Task goal: An exact copy of every record is needed, with the pictures left out.

Data to use:
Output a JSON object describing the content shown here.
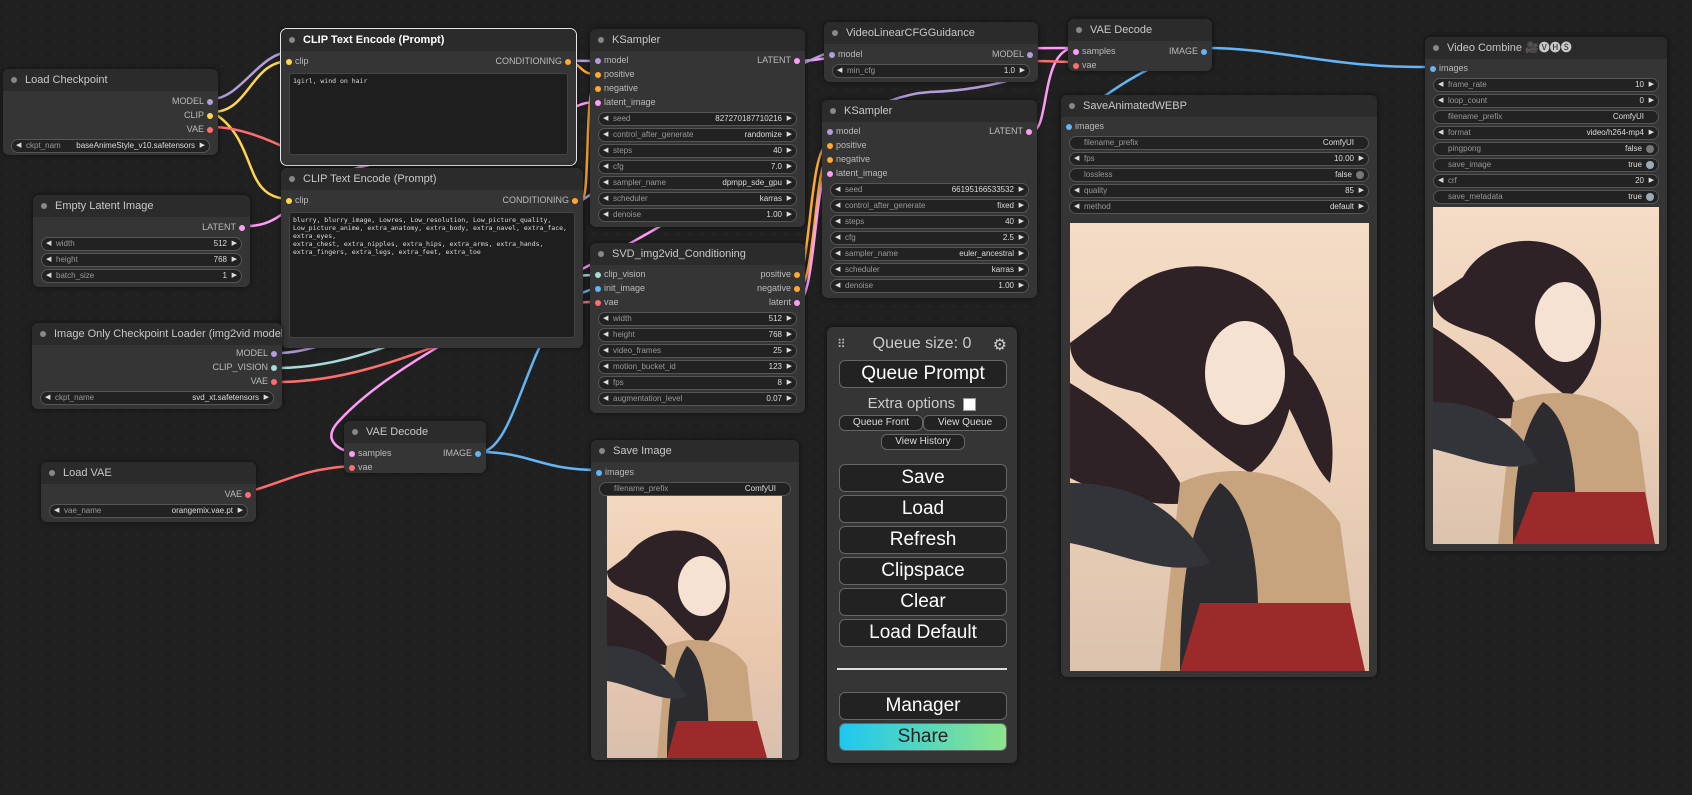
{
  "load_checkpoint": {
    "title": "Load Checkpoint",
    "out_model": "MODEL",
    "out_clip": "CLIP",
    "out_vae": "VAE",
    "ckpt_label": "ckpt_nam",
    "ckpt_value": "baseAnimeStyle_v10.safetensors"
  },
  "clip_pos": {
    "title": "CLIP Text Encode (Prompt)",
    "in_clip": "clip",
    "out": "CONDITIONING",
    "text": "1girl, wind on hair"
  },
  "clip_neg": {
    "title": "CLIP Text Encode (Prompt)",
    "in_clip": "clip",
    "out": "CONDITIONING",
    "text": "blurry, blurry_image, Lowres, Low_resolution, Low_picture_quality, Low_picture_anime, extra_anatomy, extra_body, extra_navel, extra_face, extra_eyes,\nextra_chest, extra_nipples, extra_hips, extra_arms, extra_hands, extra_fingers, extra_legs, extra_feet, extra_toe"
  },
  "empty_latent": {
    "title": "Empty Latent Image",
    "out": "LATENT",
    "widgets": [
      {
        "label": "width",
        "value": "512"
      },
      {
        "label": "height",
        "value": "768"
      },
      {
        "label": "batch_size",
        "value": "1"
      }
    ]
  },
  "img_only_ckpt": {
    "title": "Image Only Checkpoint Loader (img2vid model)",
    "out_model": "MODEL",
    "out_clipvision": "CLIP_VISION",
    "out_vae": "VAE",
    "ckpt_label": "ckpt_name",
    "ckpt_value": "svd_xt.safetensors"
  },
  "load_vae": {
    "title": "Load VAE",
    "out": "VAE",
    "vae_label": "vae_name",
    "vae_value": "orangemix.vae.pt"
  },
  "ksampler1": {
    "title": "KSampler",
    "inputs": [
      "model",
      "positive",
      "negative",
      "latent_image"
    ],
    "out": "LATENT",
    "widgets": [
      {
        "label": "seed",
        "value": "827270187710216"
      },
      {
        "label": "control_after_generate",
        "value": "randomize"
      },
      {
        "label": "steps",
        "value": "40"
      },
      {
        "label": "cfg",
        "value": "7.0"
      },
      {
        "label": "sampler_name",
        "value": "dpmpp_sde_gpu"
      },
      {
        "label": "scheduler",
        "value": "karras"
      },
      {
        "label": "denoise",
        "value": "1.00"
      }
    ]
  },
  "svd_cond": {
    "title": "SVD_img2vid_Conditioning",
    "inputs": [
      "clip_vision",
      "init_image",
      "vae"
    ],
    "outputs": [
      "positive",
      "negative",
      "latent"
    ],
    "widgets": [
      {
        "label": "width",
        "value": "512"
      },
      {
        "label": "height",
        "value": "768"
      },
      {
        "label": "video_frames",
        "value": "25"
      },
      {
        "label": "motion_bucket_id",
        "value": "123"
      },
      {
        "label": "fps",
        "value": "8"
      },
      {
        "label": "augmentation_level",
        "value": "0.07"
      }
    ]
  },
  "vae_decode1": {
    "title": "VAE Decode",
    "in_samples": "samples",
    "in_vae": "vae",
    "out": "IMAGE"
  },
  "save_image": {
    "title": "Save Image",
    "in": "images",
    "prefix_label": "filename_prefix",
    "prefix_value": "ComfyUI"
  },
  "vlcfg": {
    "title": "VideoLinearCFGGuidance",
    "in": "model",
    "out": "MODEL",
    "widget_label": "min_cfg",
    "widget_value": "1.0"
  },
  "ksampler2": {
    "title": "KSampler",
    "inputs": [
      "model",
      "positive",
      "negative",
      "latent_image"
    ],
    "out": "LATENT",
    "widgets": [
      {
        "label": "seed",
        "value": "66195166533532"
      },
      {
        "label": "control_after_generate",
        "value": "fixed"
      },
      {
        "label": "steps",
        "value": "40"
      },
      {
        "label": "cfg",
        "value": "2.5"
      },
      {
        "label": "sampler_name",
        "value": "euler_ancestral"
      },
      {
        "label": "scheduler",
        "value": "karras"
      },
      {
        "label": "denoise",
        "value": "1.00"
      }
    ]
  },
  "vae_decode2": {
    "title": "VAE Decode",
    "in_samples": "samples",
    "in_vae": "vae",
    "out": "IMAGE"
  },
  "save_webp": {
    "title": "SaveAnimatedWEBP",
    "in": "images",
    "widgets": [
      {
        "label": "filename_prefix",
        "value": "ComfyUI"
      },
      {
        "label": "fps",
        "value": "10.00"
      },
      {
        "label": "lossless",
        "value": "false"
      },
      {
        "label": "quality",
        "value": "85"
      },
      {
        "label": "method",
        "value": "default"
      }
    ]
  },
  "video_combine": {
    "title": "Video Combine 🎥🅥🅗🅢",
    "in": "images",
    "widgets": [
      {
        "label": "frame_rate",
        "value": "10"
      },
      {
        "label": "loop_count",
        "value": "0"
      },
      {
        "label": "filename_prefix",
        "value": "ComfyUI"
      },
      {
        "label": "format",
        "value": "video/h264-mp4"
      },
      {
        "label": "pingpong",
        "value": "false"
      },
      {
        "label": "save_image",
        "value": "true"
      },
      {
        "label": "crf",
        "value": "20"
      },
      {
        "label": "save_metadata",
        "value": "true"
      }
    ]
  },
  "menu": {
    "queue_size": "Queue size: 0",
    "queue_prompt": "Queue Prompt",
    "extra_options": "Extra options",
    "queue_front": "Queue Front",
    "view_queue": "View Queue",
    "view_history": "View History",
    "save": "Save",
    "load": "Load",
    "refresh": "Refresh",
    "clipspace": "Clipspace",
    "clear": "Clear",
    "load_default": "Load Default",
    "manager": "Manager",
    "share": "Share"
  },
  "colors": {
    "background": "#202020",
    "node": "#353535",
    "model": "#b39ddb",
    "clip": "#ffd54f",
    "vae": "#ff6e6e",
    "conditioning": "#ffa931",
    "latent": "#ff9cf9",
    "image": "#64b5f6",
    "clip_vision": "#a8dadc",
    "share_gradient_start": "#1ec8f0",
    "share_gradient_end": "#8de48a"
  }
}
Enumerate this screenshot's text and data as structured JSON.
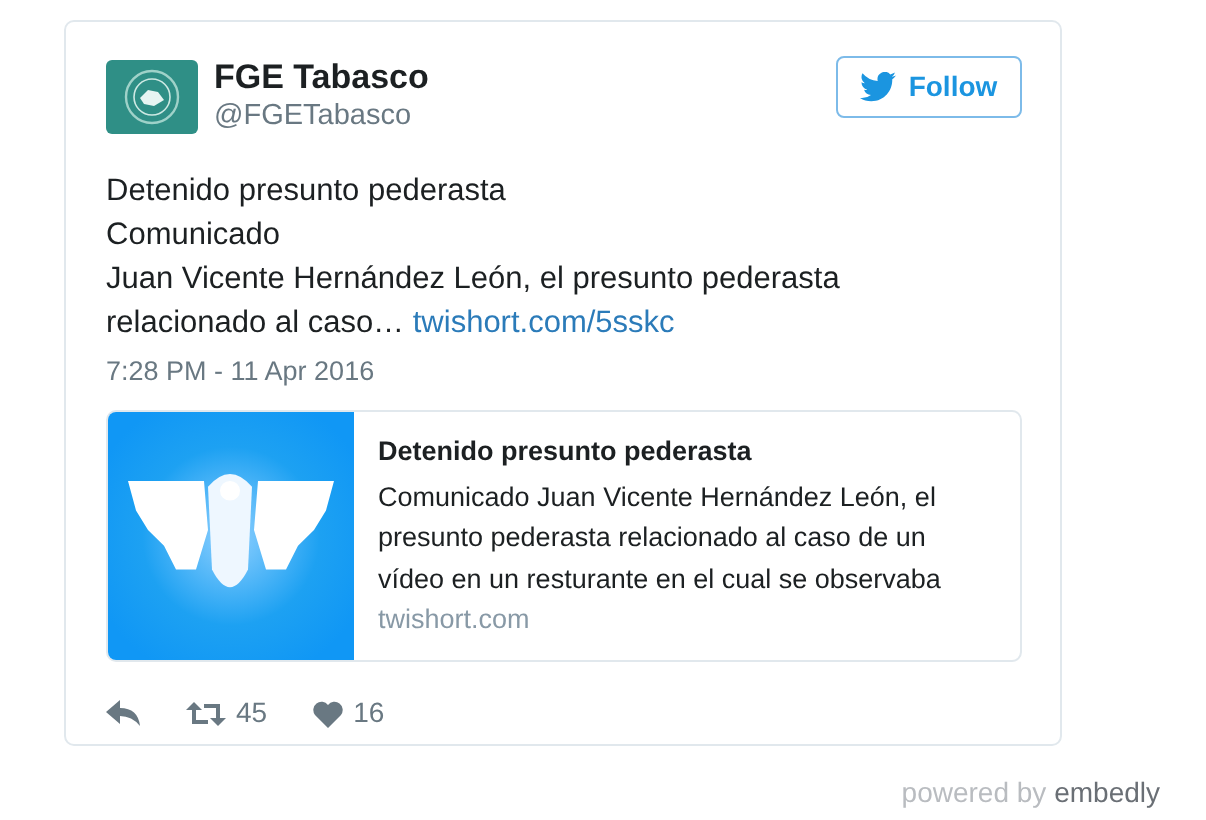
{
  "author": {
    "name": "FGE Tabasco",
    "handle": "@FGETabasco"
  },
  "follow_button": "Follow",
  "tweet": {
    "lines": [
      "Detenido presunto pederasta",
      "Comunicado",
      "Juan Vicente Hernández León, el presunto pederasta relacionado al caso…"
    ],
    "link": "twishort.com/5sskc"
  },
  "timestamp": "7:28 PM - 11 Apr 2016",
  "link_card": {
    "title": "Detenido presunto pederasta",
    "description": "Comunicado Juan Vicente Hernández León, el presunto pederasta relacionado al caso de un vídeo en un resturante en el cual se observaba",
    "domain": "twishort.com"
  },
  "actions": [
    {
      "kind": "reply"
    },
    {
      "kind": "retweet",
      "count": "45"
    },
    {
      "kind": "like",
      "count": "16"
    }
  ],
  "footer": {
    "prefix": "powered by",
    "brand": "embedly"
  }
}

Response to this task:
Output a JSON object describing the content shown here.
{
  "load_checkpoint": {
    "title": "Load Checkpoint",
    "out_model": "MODEL",
    "out_clip": "CLIP",
    "out_vae": "VAE",
    "ckpt_label": "ckpt_nam",
    "ckpt_value": "baseAnimeStyle_v10.safetensors"
  },
  "clip_pos": {
    "title": "CLIP Text Encode (Prompt)",
    "in_clip": "clip",
    "out": "CONDITIONING",
    "text": "1girl, wind on hair"
  },
  "clip_neg": {
    "title": "CLIP Text Encode (Prompt)",
    "in_clip": "clip",
    "out": "CONDITIONING",
    "text": "blurry, blurry_image, Lowres, Low_resolution, Low_picture_quality, Low_picture_anime, extra_anatomy, extra_body, extra_navel, extra_face, extra_eyes,\nextra_chest, extra_nipples, extra_hips, extra_arms, extra_hands, extra_fingers, extra_legs, extra_feet, extra_toe"
  },
  "empty_latent": {
    "title": "Empty Latent Image",
    "out": "LATENT",
    "widgets": [
      {
        "label": "width",
        "value": "512"
      },
      {
        "label": "height",
        "value": "768"
      },
      {
        "label": "batch_size",
        "value": "1"
      }
    ]
  },
  "img_only_ckpt": {
    "title": "Image Only Checkpoint Loader (img2vid model)",
    "out_model": "MODEL",
    "out_clipvision": "CLIP_VISION",
    "out_vae": "VAE",
    "ckpt_label": "ckpt_name",
    "ckpt_value": "svd_xt.safetensors"
  },
  "load_vae": {
    "title": "Load VAE",
    "out": "VAE",
    "vae_label": "vae_name",
    "vae_value": "orangemix.vae.pt"
  },
  "ksampler1": {
    "title": "KSampler",
    "inputs": [
      "model",
      "positive",
      "negative",
      "latent_image"
    ],
    "out": "LATENT",
    "widgets": [
      {
        "label": "seed",
        "value": "827270187710216"
      },
      {
        "label": "control_after_generate",
        "value": "randomize"
      },
      {
        "label": "steps",
        "value": "40"
      },
      {
        "label": "cfg",
        "value": "7.0"
      },
      {
        "label": "sampler_name",
        "value": "dpmpp_sde_gpu"
      },
      {
        "label": "scheduler",
        "value": "karras"
      },
      {
        "label": "denoise",
        "value": "1.00"
      }
    ]
  },
  "svd_cond": {
    "title": "SVD_img2vid_Conditioning",
    "inputs": [
      "clip_vision",
      "init_image",
      "vae"
    ],
    "outputs": [
      "positive",
      "negative",
      "latent"
    ],
    "widgets": [
      {
        "label": "width",
        "value": "512"
      },
      {
        "label": "height",
        "value": "768"
      },
      {
        "label": "video_frames",
        "value": "25"
      },
      {
        "label": "motion_bucket_id",
        "value": "123"
      },
      {
        "label": "fps",
        "value": "8"
      },
      {
        "label": "augmentation_level",
        "value": "0.07"
      }
    ]
  },
  "vae_decode1": {
    "title": "VAE Decode",
    "in_samples": "samples",
    "in_vae": "vae",
    "out": "IMAGE"
  },
  "save_image": {
    "title": "Save Image",
    "in": "images",
    "prefix_label": "filename_prefix",
    "prefix_value": "ComfyUI"
  },
  "vlcfg": {
    "title": "VideoLinearCFGGuidance",
    "in": "model",
    "out": "MODEL",
    "widget_label": "min_cfg",
    "widget_value": "1.0"
  },
  "ksampler2": {
    "title": "KSampler",
    "inputs": [
      "model",
      "positive",
      "negative",
      "latent_image"
    ],
    "out": "LATENT",
    "widgets": [
      {
        "label": "seed",
        "value": "66195166533532"
      },
      {
        "label": "control_after_generate",
        "value": "fixed"
      },
      {
        "label": "steps",
        "value": "40"
      },
      {
        "label": "cfg",
        "value": "2.5"
      },
      {
        "label": "sampler_name",
        "value": "euler_ancestral"
      },
      {
        "label": "scheduler",
        "value": "karras"
      },
      {
        "label": "denoise",
        "value": "1.00"
      }
    ]
  },
  "vae_decode2": {
    "title": "VAE Decode",
    "in_samples": "samples",
    "in_vae": "vae",
    "out": "IMAGE"
  },
  "save_webp": {
    "title": "SaveAnimatedWEBP",
    "in": "images",
    "widgets": [
      {
        "label": "filename_prefix",
        "value": "ComfyUI"
      },
      {
        "label": "fps",
        "value": "10.00"
      },
      {
        "label": "lossless",
        "value": "false"
      },
      {
        "label": "quality",
        "value": "85"
      },
      {
        "label": "method",
        "value": "default"
      }
    ]
  },
  "video_combine": {
    "title": "Video Combine 🎥🅥🅗🅢",
    "in": "images",
    "widgets": [
      {
        "label": "frame_rate",
        "value": "10"
      },
      {
        "label": "loop_count",
        "value": "0"
      },
      {
        "label": "filename_prefix",
        "value": "ComfyUI"
      },
      {
        "label": "format",
        "value": "video/h264-mp4"
      },
      {
        "label": "pingpong",
        "value": "false"
      },
      {
        "label": "save_image",
        "value": "true"
      },
      {
        "label": "crf",
        "value": "20"
      },
      {
        "label": "save_metadata",
        "value": "true"
      }
    ]
  },
  "menu": {
    "queue_size": "Queue size: 0",
    "queue_prompt": "Queue Prompt",
    "extra_options": "Extra options",
    "queue_front": "Queue Front",
    "view_queue": "View Queue",
    "view_history": "View History",
    "save": "Save",
    "load": "Load",
    "refresh": "Refresh",
    "clipspace": "Clipspace",
    "clear": "Clear",
    "load_default": "Load Default",
    "manager": "Manager",
    "share": "Share"
  },
  "colors": {
    "background": "#202020",
    "node": "#353535",
    "model": "#b39ddb",
    "clip": "#ffd54f",
    "vae": "#ff6e6e",
    "conditioning": "#ffa931",
    "latent": "#ff9cf9",
    "image": "#64b5f6",
    "clip_vision": "#a8dadc",
    "share_gradient_start": "#1ec8f0",
    "share_gradient_end": "#8de48a"
  }
}
Enumerate this screenshot's text and data as structured JSON.
{
  "author": {
    "name": "FGE Tabasco",
    "handle": "@FGETabasco"
  },
  "follow_button": "Follow",
  "tweet": {
    "lines": [
      "Detenido presunto pederasta",
      "Comunicado",
      "Juan Vicente Hernández León, el presunto pederasta relacionado al caso…"
    ],
    "link": "twishort.com/5sskc"
  },
  "timestamp": "7:28 PM - 11 Apr 2016",
  "link_card": {
    "title": "Detenido presunto pederasta",
    "description": "Comunicado Juan Vicente Hernández León, el presunto pederasta relacionado al caso de un vídeo en un resturante en el cual se observaba",
    "domain": "twishort.com"
  },
  "actions": [
    {
      "kind": "reply"
    },
    {
      "kind": "retweet",
      "count": "45"
    },
    {
      "kind": "like",
      "count": "16"
    }
  ],
  "footer": {
    "prefix": "powered by",
    "brand": "embedly"
  }
}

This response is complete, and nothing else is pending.